Molecular Dynamics Study of a Polymeric Reverse Osmosis Membrane
Edward Harder*, D. Eric Walters**, Yaroslav D. Bodnar+, Ron S. Faibish#,+, and Benoit Roux#,*
Department of Biochemistry and Molecular Biology, Center for Integrative Science, University of Chicago, Illinois, 60637
Chicago Medical School, Rosalind Franklin University of Medicine and Science, North Chicago, Illinois, 60064
Nuclear Engineering Division, Argonne National Laboratory, Argonne, Illinois, 60439
In this paper, authors have presented an interesting molecular dynamics simulation of synthesizing polymeric reverse osmosis membrane. Though, chemical bond breaking and formation is not an automatic operation of an MD simulation, yet a heuristic approach has been presented which makes the bond formation and breaking processes possible in MD simulation.

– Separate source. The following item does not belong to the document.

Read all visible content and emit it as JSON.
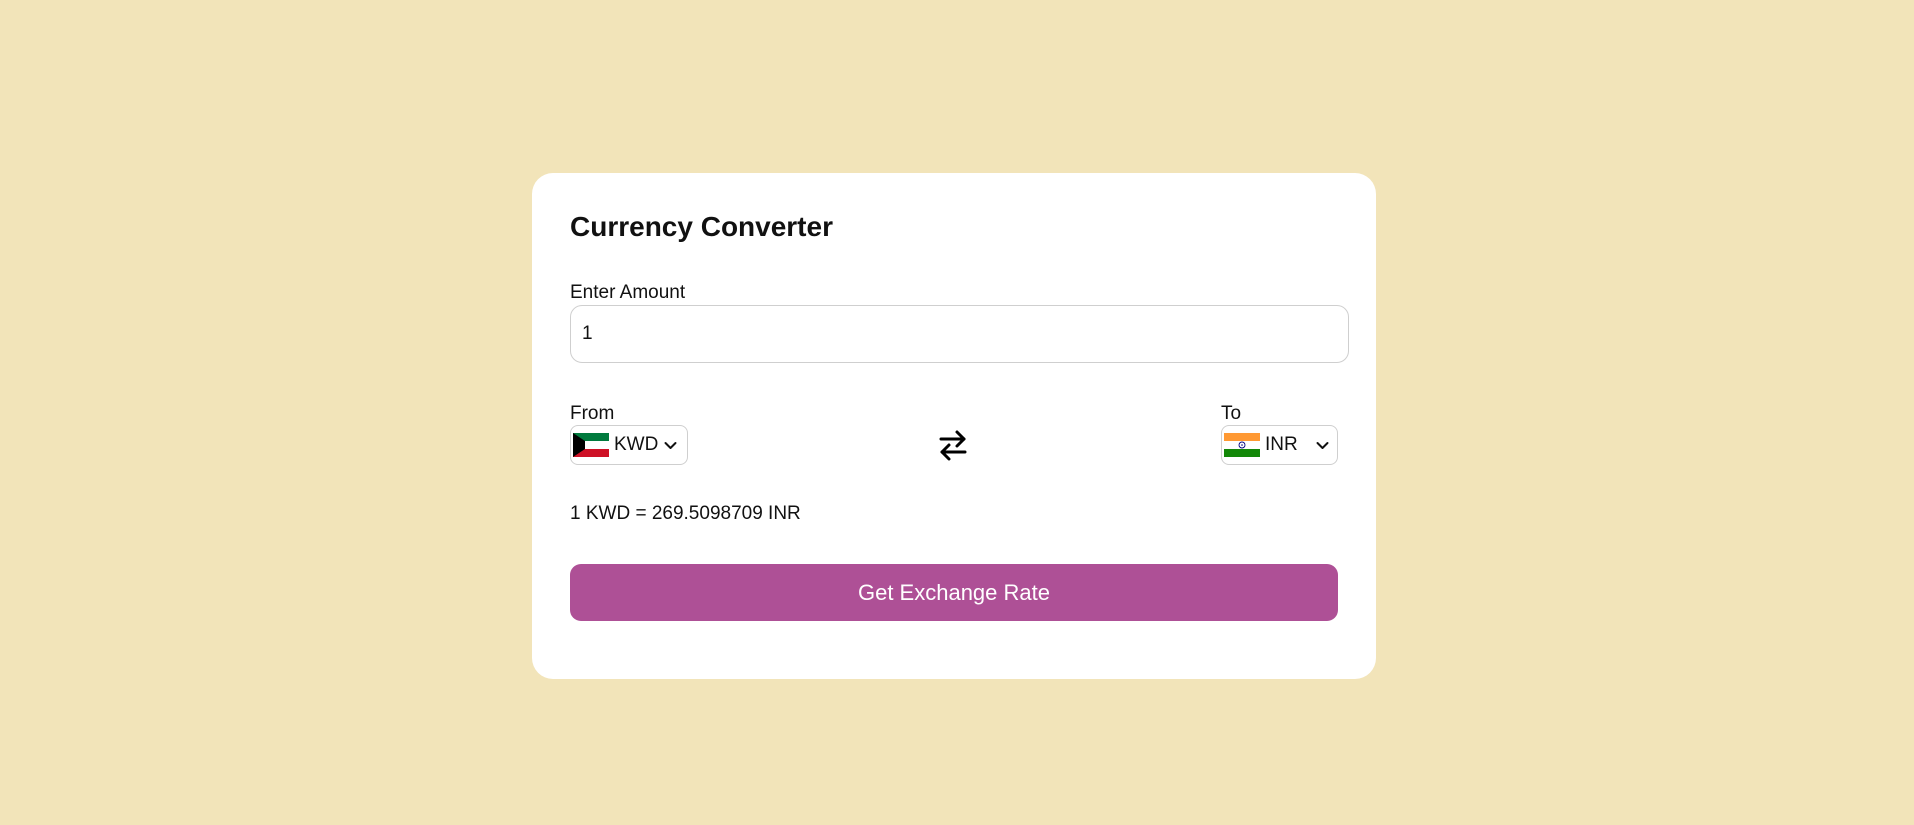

Force field parameters for trimesoylchloride (TMC) and m-phenylenediamine (MPD) were built using generalized assisted model builder with energy refinement (AMBER) force field (GAFF). Partial charges on atoms and topology for the monomers were generated with ANTECHAMBER which is a part of AMBER package with AM1BCC partial charge method. The monomers and the partial charges on atoms are shown in figure 1. For simulation of water molecules, TIP3P water model was employed. The system consisted of 250 TMC and 250 MPD in simulation box with each side 61.3 Å and no water molecules were included in the initial assembly. After each 1000 steps of MD simulation, each side of box was reduced by 0.5 Å to get the target density of 1.3 g/cm3. CHARMM molecular simulation pacakge was used to run the simulation. The bond formation was carried out in steps. In first step, the amide links were formed between carbon of TMC and nitrogen of MPD with a distance criterion of 3.5 Å after 1 ps interval. In the next run, the distance criterion was changed to 6.5 Å and the membrane was formed in this way.

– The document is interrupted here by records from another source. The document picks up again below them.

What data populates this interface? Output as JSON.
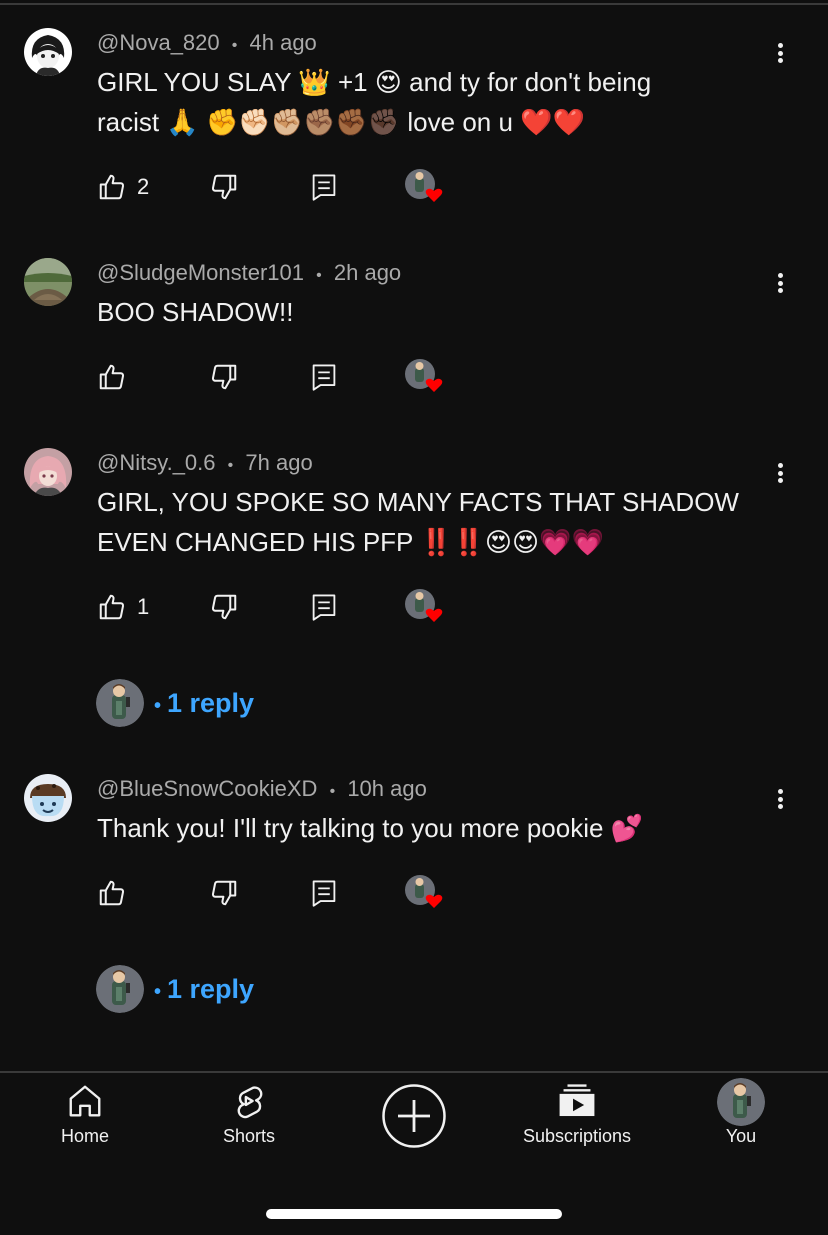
{
  "comments": [
    {
      "author": "@Nova_820",
      "time": "4h ago",
      "line1": "GIRL YOU SLAY 👑 +1 😍 and ty for don't being",
      "line2": "racist 🙏 ✊✊🏻✊🏼✊🏽✊🏾✊🏿 love on u ❤️❤️",
      "likes": "2",
      "avatar_icon": "anime-character-avatar"
    },
    {
      "author": "@SludgeMonster101",
      "time": "2h ago",
      "line1": "BOO SHADOW!!",
      "line2": "",
      "likes": "",
      "avatar_icon": "landscape-avatar"
    },
    {
      "author": "@Nitsy._0.6",
      "time": "7h ago",
      "line1": "GIRL, YOU SPOKE SO MANY FACTS THAT SHADOW",
      "line2": "EVEN CHANGED HIS PFP ‼️‼️😍😍💗💗",
      "likes": "1",
      "avatar_icon": "pink-hair-avatar"
    },
    {
      "author": "@BlueSnowCookieXD",
      "time": "10h ago",
      "line1": "Thank you! I'll try talking to you more pookie 💕",
      "line2": "",
      "likes": "",
      "avatar_icon": "cookie-character-avatar"
    }
  ],
  "replies": [
    {
      "label": "1 reply"
    },
    {
      "label": "1 reply"
    }
  ],
  "separator": "•",
  "nav": {
    "home": "Home",
    "shorts": "Shorts",
    "subscriptions": "Subscriptions",
    "you": "You"
  },
  "colors": {
    "background": "#0f0f0f",
    "meta": "#aaaaaa",
    "link": "#3ea6ff",
    "heart": "#ff0000"
  }
}
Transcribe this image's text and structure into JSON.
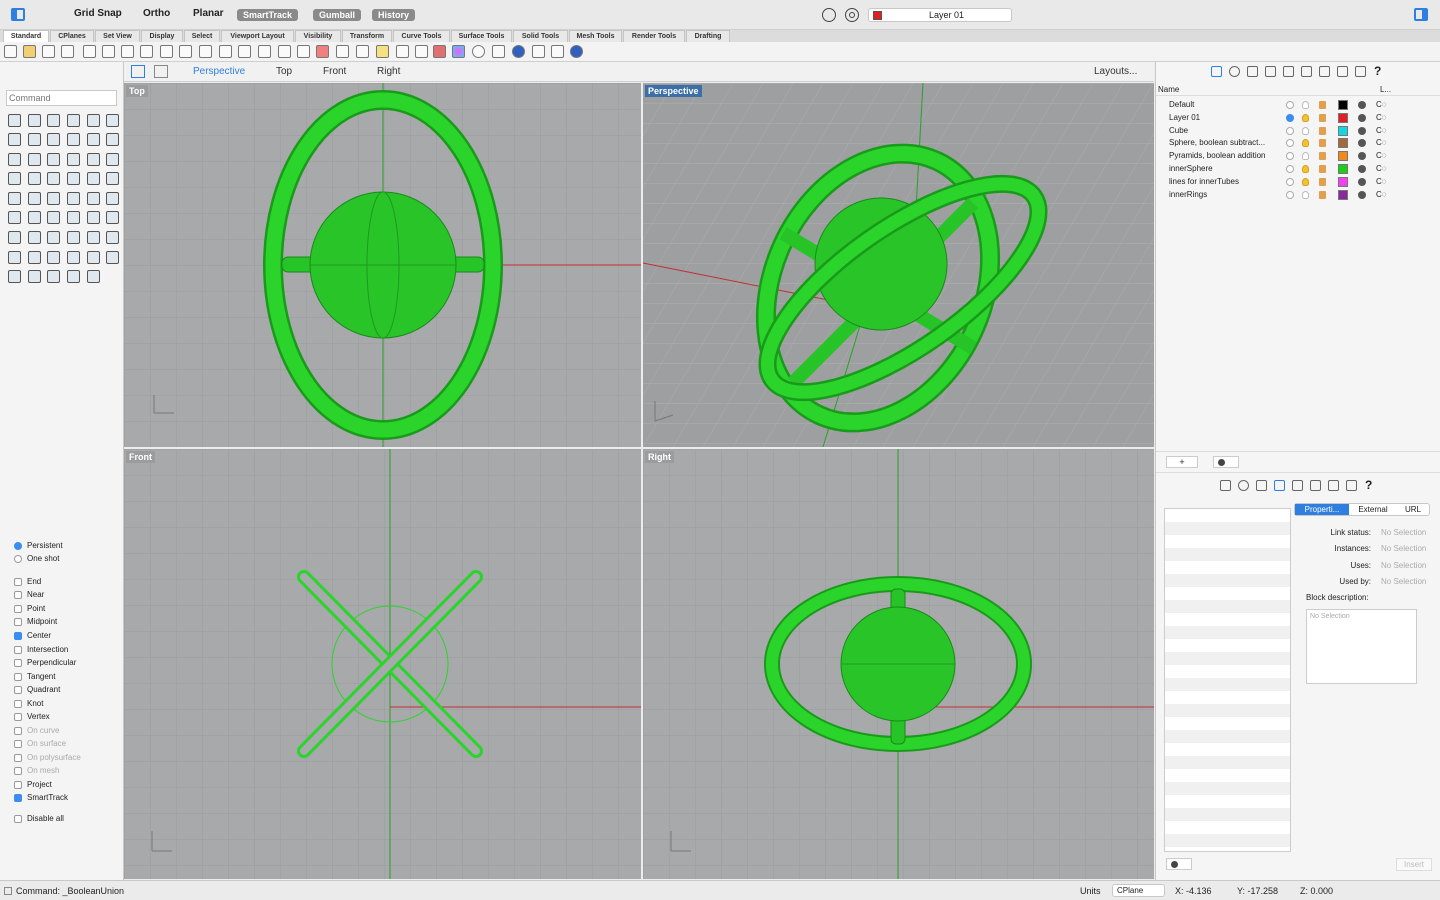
{
  "titlebar": {
    "grid_snap": "Grid Snap",
    "ortho": "Ortho",
    "planar": "Planar",
    "smarttrack": "SmartTrack",
    "gumball": "Gumball",
    "history": "History",
    "layer": "Layer 01",
    "layer_color": "#e02020"
  },
  "tabs": [
    "Standard",
    "CPlanes",
    "Set View",
    "Display",
    "Select",
    "Viewport Layout",
    "Visibility",
    "Transform",
    "Curve Tools",
    "Surface Tools",
    "Solid Tools",
    "Mesh Tools",
    "Render Tools",
    "Drafting"
  ],
  "command": {
    "placeholder": "Command"
  },
  "viewbar": {
    "tabs": [
      "Perspective",
      "Top",
      "Front",
      "Right"
    ],
    "layouts": "Layouts..."
  },
  "viewports": {
    "top": "Top",
    "perspective": "Perspective",
    "front": "Front",
    "right": "Right"
  },
  "osnap": {
    "persistent": "Persistent",
    "one_shot": "One shot",
    "items": [
      {
        "label": "End",
        "on": false,
        "enabled": true
      },
      {
        "label": "Near",
        "on": false,
        "enabled": true
      },
      {
        "label": "Point",
        "on": false,
        "enabled": true
      },
      {
        "label": "Midpoint",
        "on": false,
        "enabled": true
      },
      {
        "label": "Center",
        "on": true,
        "enabled": true
      },
      {
        "label": "Intersection",
        "on": false,
        "enabled": true
      },
      {
        "label": "Perpendicular",
        "on": false,
        "enabled": true
      },
      {
        "label": "Tangent",
        "on": false,
        "enabled": true
      },
      {
        "label": "Quadrant",
        "on": false,
        "enabled": true
      },
      {
        "label": "Knot",
        "on": false,
        "enabled": true
      },
      {
        "label": "Vertex",
        "on": false,
        "enabled": true
      },
      {
        "label": "On curve",
        "on": false,
        "enabled": false
      },
      {
        "label": "On surface",
        "on": false,
        "enabled": false
      },
      {
        "label": "On polysurface",
        "on": false,
        "enabled": false
      },
      {
        "label": "On mesh",
        "on": false,
        "enabled": false
      },
      {
        "label": "Project",
        "on": false,
        "enabled": true
      },
      {
        "label": "SmartTrack",
        "on": true,
        "enabled": true
      }
    ],
    "disable_all": "Disable all"
  },
  "layers": {
    "header_name": "Name",
    "header_l": "L...",
    "rows": [
      {
        "name": "Default",
        "color": "#000000",
        "current": false,
        "on": false
      },
      {
        "name": "Layer 01",
        "color": "#e02020",
        "current": true,
        "on": true
      },
      {
        "name": "Cube",
        "color": "#10d8e0",
        "current": false,
        "on": false
      },
      {
        "name": "Sphere, boolean subtract...",
        "color": "#a06a3a",
        "current": false,
        "on": true
      },
      {
        "name": "Pyramids, boolean addition",
        "color": "#f08a1a",
        "current": false,
        "on": false
      },
      {
        "name": "innerSphere",
        "color": "#18d018",
        "current": false,
        "on": true
      },
      {
        "name": "lines for innerTubes",
        "color": "#f040f0",
        "current": false,
        "on": true
      },
      {
        "name": "innerRings",
        "color": "#8a2a9a",
        "current": false,
        "on": false
      }
    ],
    "linetype": "C◌"
  },
  "props": {
    "tabs": [
      "Properti...",
      "External",
      "URL"
    ],
    "link_status": "Link status:",
    "instances": "Instances:",
    "uses": "Uses:",
    "used_by": "Used by:",
    "no_selection": "No Selection",
    "block_description": "Block description:",
    "insert": "Insert"
  },
  "status": {
    "command": "Command: _BooleanUnion",
    "units": "Units",
    "cplane": "CPlane",
    "x": "X: -4.136",
    "y": "Y: -17.258",
    "z": "Z: 0.000"
  },
  "green": "#2bd42b"
}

Amide bond order for individual monomers at each stage of simulation is shown in table 1. Finally, water flux simulation was carried out and a water box with the same x and y dimensions as those of membrane was constructed. The diffusion constant of water was found to be 5.1 x 10-5 cm2/s.
Reviewer: Aamir Alaud Din